Repeat the data verbatim, images excluded.
━━ Records shown ━━
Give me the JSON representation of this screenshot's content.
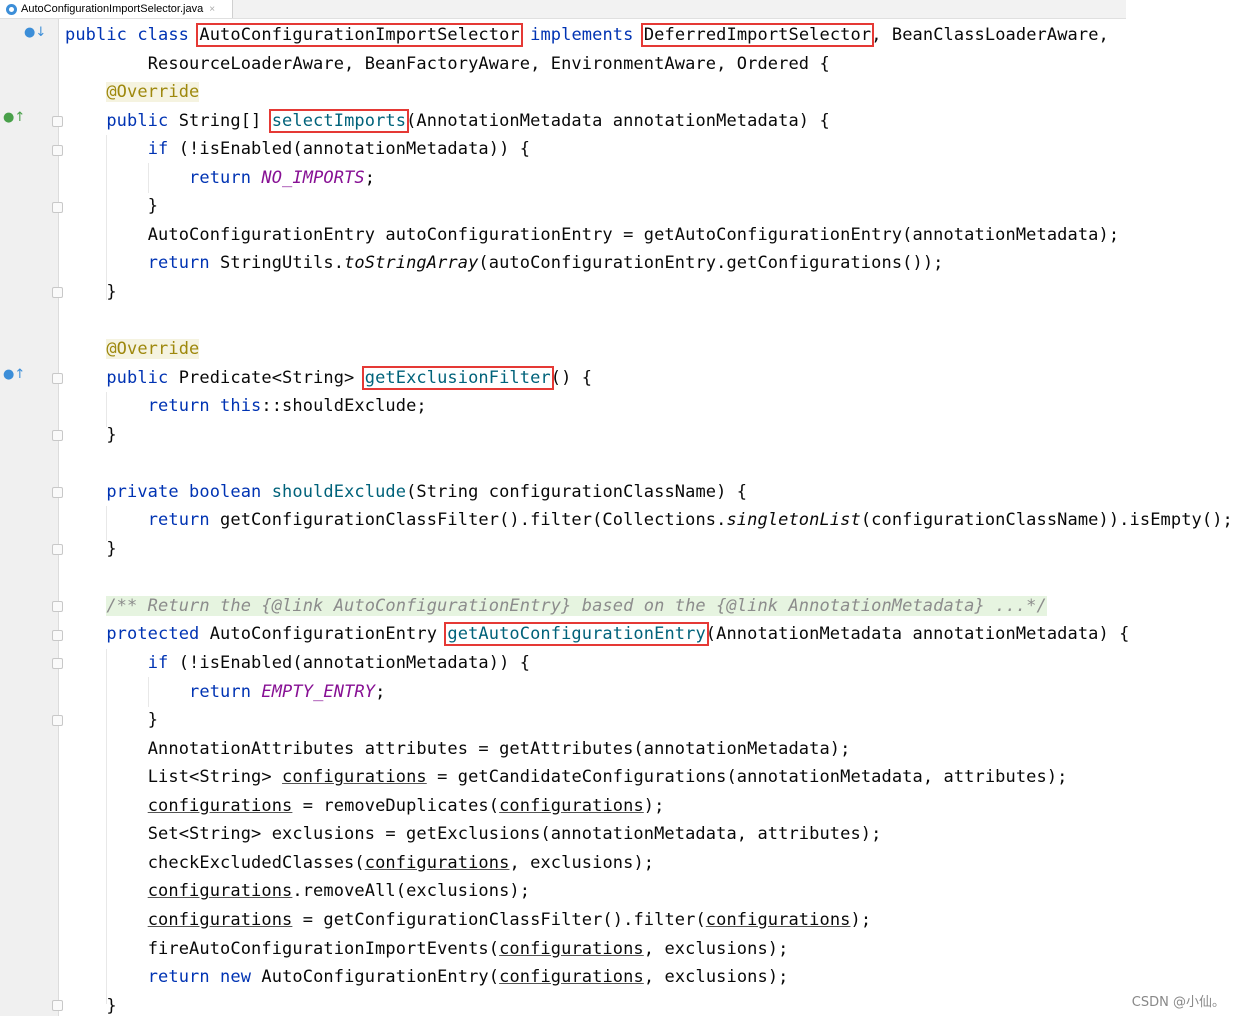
{
  "tab": {
    "filename": "AutoConfigurationImportSelector.java",
    "close": "×"
  },
  "code": {
    "l1": {
      "kw1": "public class",
      "cls": "AutoConfigurationImportSelector",
      "kw2": "implements",
      "iface": "DeferredImportSelector",
      "rest": ", BeanClassLoaderAware,"
    },
    "l2": "ResourceLoaderAware, BeanFactoryAware, EnvironmentAware, Ordered {",
    "l3": "@Override",
    "l4": {
      "kw": "public",
      "t": " String[] ",
      "fn": "selectImports",
      "rest": "(AnnotationMetadata annotationMetadata) {"
    },
    "l5": {
      "kw": "if",
      "rest": " (!isEnabled(annotationMetadata)) {"
    },
    "l6": {
      "kw": "return",
      "c": "NO_IMPORTS",
      "rest": ";"
    },
    "l7": "}",
    "l8": "AutoConfigurationEntry autoConfigurationEntry = getAutoConfigurationEntry(annotationMetadata);",
    "l9": {
      "kw": "return",
      "a": " StringUtils.",
      "i": "toStringArray",
      "rest": "(autoConfigurationEntry.getConfigurations());"
    },
    "l10": "}",
    "l12": "@Override",
    "l13": {
      "kw": "public",
      "t": " Predicate<String> ",
      "fn": "getExclusionFilter",
      "rest": "() {"
    },
    "l14": {
      "kw1": "return",
      "kw2": "this",
      "rest": "::shouldExclude;"
    },
    "l15": "}",
    "l17": {
      "kw": "private boolean",
      "fn": "shouldExclude",
      "rest": "(String configurationClassName) {"
    },
    "l18": {
      "kw": "return",
      "a": " getConfigurationClassFilter().filter(Collections.",
      "i": "singletonList",
      "rest": "(configurationClassName)).isEmpty();"
    },
    "l19": "}",
    "l21": "/** Return the {@link AutoConfigurationEntry} based on the {@link AnnotationMetadata} ...*/",
    "l22": {
      "kw": "protected",
      "t": " AutoConfigurationEntry ",
      "fn": "getAutoConfigurationEntry",
      "rest": "(AnnotationMetadata annotationMetadata) {"
    },
    "l23": {
      "kw": "if",
      "rest": " (!isEnabled(annotationMetadata)) {"
    },
    "l24": {
      "kw": "return",
      "c": "EMPTY_ENTRY",
      "rest": ";"
    },
    "l25": "}",
    "l26": "AnnotationAttributes attributes = getAttributes(annotationMetadata);",
    "l27": {
      "a": "List<String> ",
      "u": "configurations",
      "rest": " = getCandidateConfigurations(annotationMetadata, attributes);"
    },
    "l28": {
      "u1": "configurations",
      "mid": " = removeDuplicates(",
      "u2": "configurations",
      "rest": ");"
    },
    "l29": "Set<String> exclusions = getExclusions(annotationMetadata, attributes);",
    "l30": {
      "a": "checkExcludedClasses(",
      "u": "configurations",
      "rest": ", exclusions);"
    },
    "l31": {
      "u": "configurations",
      "rest": ".removeAll(exclusions);"
    },
    "l32": {
      "u1": "configurations",
      "mid": " = getConfigurationClassFilter().filter(",
      "u2": "configurations",
      "rest": ");"
    },
    "l33": {
      "a": "fireAutoConfigurationImportEvents(",
      "u": "configurations",
      "rest": ", exclusions);"
    },
    "l34": {
      "kw1": "return",
      "kw2": "new",
      "a": " AutoConfigurationEntry(",
      "u": "configurations",
      "rest": ", exclusions);"
    },
    "l35": "}"
  },
  "watermark": "CSDN @小仙。"
}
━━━
Exercise result —
Give me the JSON representation of this screenshot's content.
{
  "tab": {
    "filename": "AutoConfigurationImportSelector.java",
    "close": "×"
  },
  "code": {
    "l1": {
      "kw1": "public class",
      "cls": "AutoConfigurationImportSelector",
      "kw2": "implements",
      "iface": "DeferredImportSelector",
      "rest": ", BeanClassLoaderAware,"
    },
    "l2": "ResourceLoaderAware, BeanFactoryAware, EnvironmentAware, Ordered {",
    "l3": "@Override",
    "l4": {
      "kw": "public",
      "t": " String[] ",
      "fn": "selectImports",
      "rest": "(AnnotationMetadata annotationMetadata) {"
    },
    "l5": {
      "kw": "if",
      "rest": " (!isEnabled(annotationMetadata)) {"
    },
    "l6": {
      "kw": "return",
      "c": "NO_IMPORTS",
      "rest": ";"
    },
    "l7": "}",
    "l8": "AutoConfigurationEntry autoConfigurationEntry = getAutoConfigurationEntry(annotationMetadata);",
    "l9": {
      "kw": "return",
      "a": " StringUtils.",
      "i": "toStringArray",
      "rest": "(autoConfigurationEntry.getConfigurations());"
    },
    "l10": "}",
    "l12": "@Override",
    "l13": {
      "kw": "public",
      "t": " Predicate<String> ",
      "fn": "getExclusionFilter",
      "rest": "() {"
    },
    "l14": {
      "kw1": "return",
      "kw2": "this",
      "rest": "::shouldExclude;"
    },
    "l15": "}",
    "l17": {
      "kw": "private boolean",
      "fn": "shouldExclude",
      "rest": "(String configurationClassName) {"
    },
    "l18": {
      "kw": "return",
      "a": " getConfigurationClassFilter().filter(Collections.",
      "i": "singletonList",
      "rest": "(configurationClassName)).isEmpty();"
    },
    "l19": "}",
    "l21": "/** Return the {@link AutoConfigurationEntry} based on the {@link AnnotationMetadata} ...*/",
    "l22": {
      "kw": "protected",
      "t": " AutoConfigurationEntry ",
      "fn": "getAutoConfigurationEntry",
      "rest": "(AnnotationMetadata annotationMetadata) {"
    },
    "l23": {
      "kw": "if",
      "rest": " (!isEnabled(annotationMetadata)) {"
    },
    "l24": {
      "kw": "return",
      "c": "EMPTY_ENTRY",
      "rest": ";"
    },
    "l25": "}",
    "l26": "AnnotationAttributes attributes = getAttributes(annotationMetadata);",
    "l27": {
      "a": "List<String> ",
      "u": "configurations",
      "rest": " = getCandidateConfigurations(annotationMetadata, attributes);"
    },
    "l28": {
      "u1": "configurations",
      "mid": " = removeDuplicates(",
      "u2": "configurations",
      "rest": ");"
    },
    "l29": "Set<String> exclusions = getExclusions(annotationMetadata, attributes);",
    "l30": {
      "a": "checkExcludedClasses(",
      "u": "configurations",
      "rest": ", exclusions);"
    },
    "l31": {
      "u": "configurations",
      "rest": ".removeAll(exclusions);"
    },
    "l32": {
      "u1": "configurations",
      "mid": " = getConfigurationClassFilter().filter(",
      "u2": "configurations",
      "rest": ");"
    },
    "l33": {
      "a": "fireAutoConfigurationImportEvents(",
      "u": "configurations",
      "rest": ", exclusions);"
    },
    "l34": {
      "kw1": "return",
      "kw2": "new",
      "a": " AutoConfigurationEntry(",
      "u": "configurations",
      "rest": ", exclusions);"
    },
    "l35": "}"
  },
  "watermark": "CSDN @小仙。"
}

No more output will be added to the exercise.